After years of behind-closed-doors hype and increasing publicity, the big question can finally be answered. Does the $150 Kinect work? Short answer: yes. Long answer: well...
Expect a more in-depth look at Kinect and its launch games early next week. This many full-body games have been a lot to take in for only five hours of use—which, I should note, have been interrupted many times to relax, hydrate, and stave off a headache. (If you're wondering, I'm a fit guy who works out and gave up his car for a bicycle.) I need more time to play, ponder, and pop pills.
I've already come up with a few confident assessments. For starters, your gaming room of choice is not big enough for Kinect. My living room comfortably seats nine people around an HDTV to watch movies or play, er, non-Kinect games. As per Kinect's demands, we had to shove the TV against the wall, prop the sensor on a box, remove the center table, and re-angle the couch. That gave us eight full feet of distance and eight feet of wingspan for two users to be clearly seen by the cameras. Practicality, quite frankly, makes this a no-sell for families who'd rather not pay $150 to redecorate.
Barring that hurdle, Kinect gets the basic job done.

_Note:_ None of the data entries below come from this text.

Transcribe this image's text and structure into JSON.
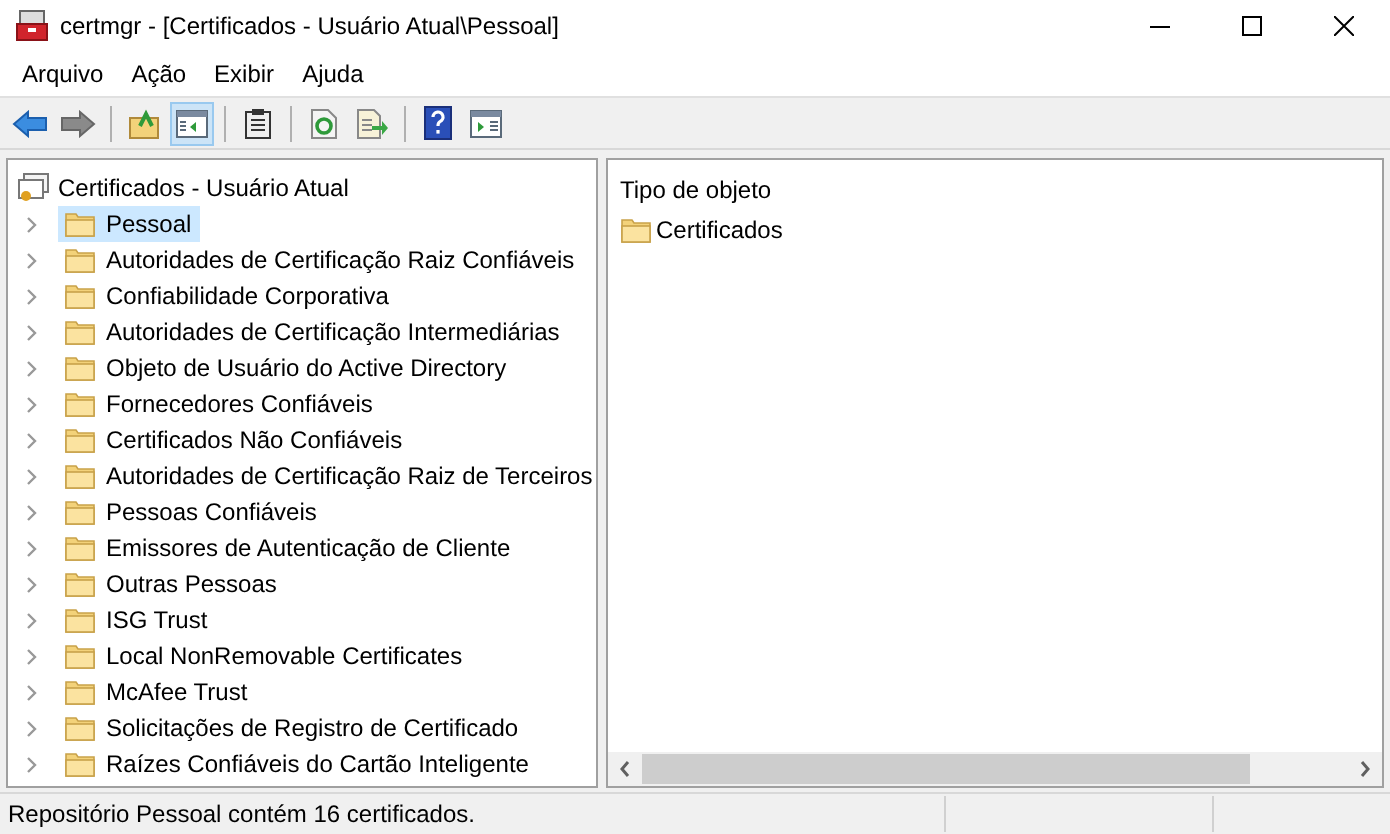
{
  "window": {
    "title": "certmgr - [Certificados - Usuário Atual\\Pessoal]"
  },
  "menu": [
    "Arquivo",
    "Ação",
    "Exibir",
    "Ajuda"
  ],
  "toolbar": [
    {
      "kind": "back",
      "pressed": false
    },
    {
      "kind": "forward",
      "pressed": false
    },
    {
      "kind": "sep"
    },
    {
      "kind": "up",
      "pressed": false
    },
    {
      "kind": "tree",
      "pressed": true
    },
    {
      "kind": "sep"
    },
    {
      "kind": "list",
      "pressed": false
    },
    {
      "kind": "sep"
    },
    {
      "kind": "refresh",
      "pressed": false
    },
    {
      "kind": "export",
      "pressed": false
    },
    {
      "kind": "sep"
    },
    {
      "kind": "help",
      "pressed": false
    },
    {
      "kind": "pane",
      "pressed": false
    }
  ],
  "tree": {
    "root": "Certificados - Usuário Atual",
    "children": [
      {
        "label": "Pessoal",
        "selected": true
      },
      {
        "label": "Autoridades de Certificação Raiz Confiáveis",
        "selected": false
      },
      {
        "label": "Confiabilidade Corporativa",
        "selected": false
      },
      {
        "label": "Autoridades de Certificação Intermediárias",
        "selected": false
      },
      {
        "label": "Objeto de Usuário do Active Directory",
        "selected": false
      },
      {
        "label": "Fornecedores Confiáveis",
        "selected": false
      },
      {
        "label": "Certificados Não Confiáveis",
        "selected": false
      },
      {
        "label": "Autoridades de Certificação Raiz de Terceiros",
        "selected": false
      },
      {
        "label": "Pessoas Confiáveis",
        "selected": false
      },
      {
        "label": "Emissores de Autenticação de Cliente",
        "selected": false
      },
      {
        "label": "Outras Pessoas",
        "selected": false
      },
      {
        "label": "ISG Trust",
        "selected": false
      },
      {
        "label": "Local NonRemovable Certificates",
        "selected": false
      },
      {
        "label": "McAfee Trust",
        "selected": false
      },
      {
        "label": "Solicitações de Registro de Certificado",
        "selected": false
      },
      {
        "label": "Raízes Confiáveis do Cartão Inteligente",
        "selected": false
      }
    ]
  },
  "list": {
    "column": "Tipo de objeto",
    "items": [
      "Certificados"
    ]
  },
  "status_bar": "Repositório Pessoal contém 16 certificados."
}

In menus, you wave a hand at the screen to point, like the Wii's remotes, only instead of clicking a button, you keep your hand upheld for a full second to choose something. The wait gets annoying, but it's not a dealbreaker, and unlike the Wii or Playstation Move, Kinect adapts extremely well to both sunlight and darkness. (In some menus, you can opt to speak aloud. Say "Xbox" and then a specific phrase, like, "Xbox, sign in," and your request loads. This works well and requires no vocal calibration. Hello, future.)